[[ Task input, beginning ]]
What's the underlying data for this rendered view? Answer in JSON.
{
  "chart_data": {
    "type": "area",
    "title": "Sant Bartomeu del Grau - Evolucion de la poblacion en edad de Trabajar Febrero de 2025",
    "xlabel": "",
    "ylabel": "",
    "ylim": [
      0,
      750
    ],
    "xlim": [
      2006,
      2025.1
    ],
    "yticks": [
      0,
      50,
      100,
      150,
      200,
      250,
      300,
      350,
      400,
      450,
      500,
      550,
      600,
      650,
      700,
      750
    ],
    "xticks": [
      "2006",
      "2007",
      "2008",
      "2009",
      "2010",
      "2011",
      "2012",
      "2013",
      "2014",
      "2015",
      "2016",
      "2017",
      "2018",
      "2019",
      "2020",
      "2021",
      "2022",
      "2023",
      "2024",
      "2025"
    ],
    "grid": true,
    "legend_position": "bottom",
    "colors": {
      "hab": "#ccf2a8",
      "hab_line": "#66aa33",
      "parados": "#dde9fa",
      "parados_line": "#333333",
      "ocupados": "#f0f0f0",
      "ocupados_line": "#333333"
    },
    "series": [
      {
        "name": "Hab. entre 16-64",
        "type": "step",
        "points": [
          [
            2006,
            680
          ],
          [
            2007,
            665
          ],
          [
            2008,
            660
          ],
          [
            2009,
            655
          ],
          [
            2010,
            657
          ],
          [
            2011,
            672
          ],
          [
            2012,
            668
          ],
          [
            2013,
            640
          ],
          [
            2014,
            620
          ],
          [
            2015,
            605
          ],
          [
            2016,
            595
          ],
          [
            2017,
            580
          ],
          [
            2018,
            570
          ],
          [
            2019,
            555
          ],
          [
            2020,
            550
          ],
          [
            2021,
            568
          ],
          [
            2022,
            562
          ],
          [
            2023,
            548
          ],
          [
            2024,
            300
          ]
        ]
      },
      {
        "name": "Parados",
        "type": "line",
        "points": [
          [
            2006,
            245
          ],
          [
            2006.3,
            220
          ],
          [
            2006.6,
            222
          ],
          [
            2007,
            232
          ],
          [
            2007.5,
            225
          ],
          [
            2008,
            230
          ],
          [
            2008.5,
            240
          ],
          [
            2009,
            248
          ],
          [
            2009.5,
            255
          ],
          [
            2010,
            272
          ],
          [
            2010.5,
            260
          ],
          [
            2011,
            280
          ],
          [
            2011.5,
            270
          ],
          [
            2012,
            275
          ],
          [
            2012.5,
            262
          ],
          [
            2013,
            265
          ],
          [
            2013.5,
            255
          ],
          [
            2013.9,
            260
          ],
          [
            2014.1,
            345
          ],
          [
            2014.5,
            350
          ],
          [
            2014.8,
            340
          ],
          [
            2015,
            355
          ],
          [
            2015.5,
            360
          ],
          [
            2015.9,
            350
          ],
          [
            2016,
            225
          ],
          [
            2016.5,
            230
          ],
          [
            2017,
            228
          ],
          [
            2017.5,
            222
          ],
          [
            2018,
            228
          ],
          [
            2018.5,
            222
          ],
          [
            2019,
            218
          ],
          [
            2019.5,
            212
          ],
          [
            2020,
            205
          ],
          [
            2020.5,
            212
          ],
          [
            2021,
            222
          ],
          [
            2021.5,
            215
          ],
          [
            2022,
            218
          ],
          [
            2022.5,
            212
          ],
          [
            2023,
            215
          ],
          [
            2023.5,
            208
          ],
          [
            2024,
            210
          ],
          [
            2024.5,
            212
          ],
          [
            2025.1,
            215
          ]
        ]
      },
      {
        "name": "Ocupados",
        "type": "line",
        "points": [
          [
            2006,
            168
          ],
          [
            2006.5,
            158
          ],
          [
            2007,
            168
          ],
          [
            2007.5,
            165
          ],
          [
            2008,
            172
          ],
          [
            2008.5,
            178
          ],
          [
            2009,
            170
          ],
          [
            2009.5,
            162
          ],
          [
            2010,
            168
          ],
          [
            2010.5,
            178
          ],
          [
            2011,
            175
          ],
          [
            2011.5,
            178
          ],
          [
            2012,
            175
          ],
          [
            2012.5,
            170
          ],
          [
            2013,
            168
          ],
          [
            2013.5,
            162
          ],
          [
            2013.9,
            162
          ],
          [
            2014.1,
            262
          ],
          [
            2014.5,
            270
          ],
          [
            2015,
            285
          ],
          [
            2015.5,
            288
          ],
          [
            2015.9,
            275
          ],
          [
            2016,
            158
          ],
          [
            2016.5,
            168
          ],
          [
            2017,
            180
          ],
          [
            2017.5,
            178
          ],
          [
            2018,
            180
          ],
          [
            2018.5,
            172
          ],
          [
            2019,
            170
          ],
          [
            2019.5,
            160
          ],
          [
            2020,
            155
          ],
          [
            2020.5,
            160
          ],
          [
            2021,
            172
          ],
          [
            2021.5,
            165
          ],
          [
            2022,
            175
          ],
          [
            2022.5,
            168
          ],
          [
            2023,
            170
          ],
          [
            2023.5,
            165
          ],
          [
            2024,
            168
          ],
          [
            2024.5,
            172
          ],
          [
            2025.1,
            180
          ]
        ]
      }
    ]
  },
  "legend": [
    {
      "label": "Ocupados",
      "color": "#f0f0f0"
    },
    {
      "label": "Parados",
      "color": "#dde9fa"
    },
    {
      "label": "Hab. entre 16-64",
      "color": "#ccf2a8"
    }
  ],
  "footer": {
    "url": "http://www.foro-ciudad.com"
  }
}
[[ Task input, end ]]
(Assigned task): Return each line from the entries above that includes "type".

(Exercise output):
    "type": "area",
        "type": "step",
        "type": "line",
        "type": "line",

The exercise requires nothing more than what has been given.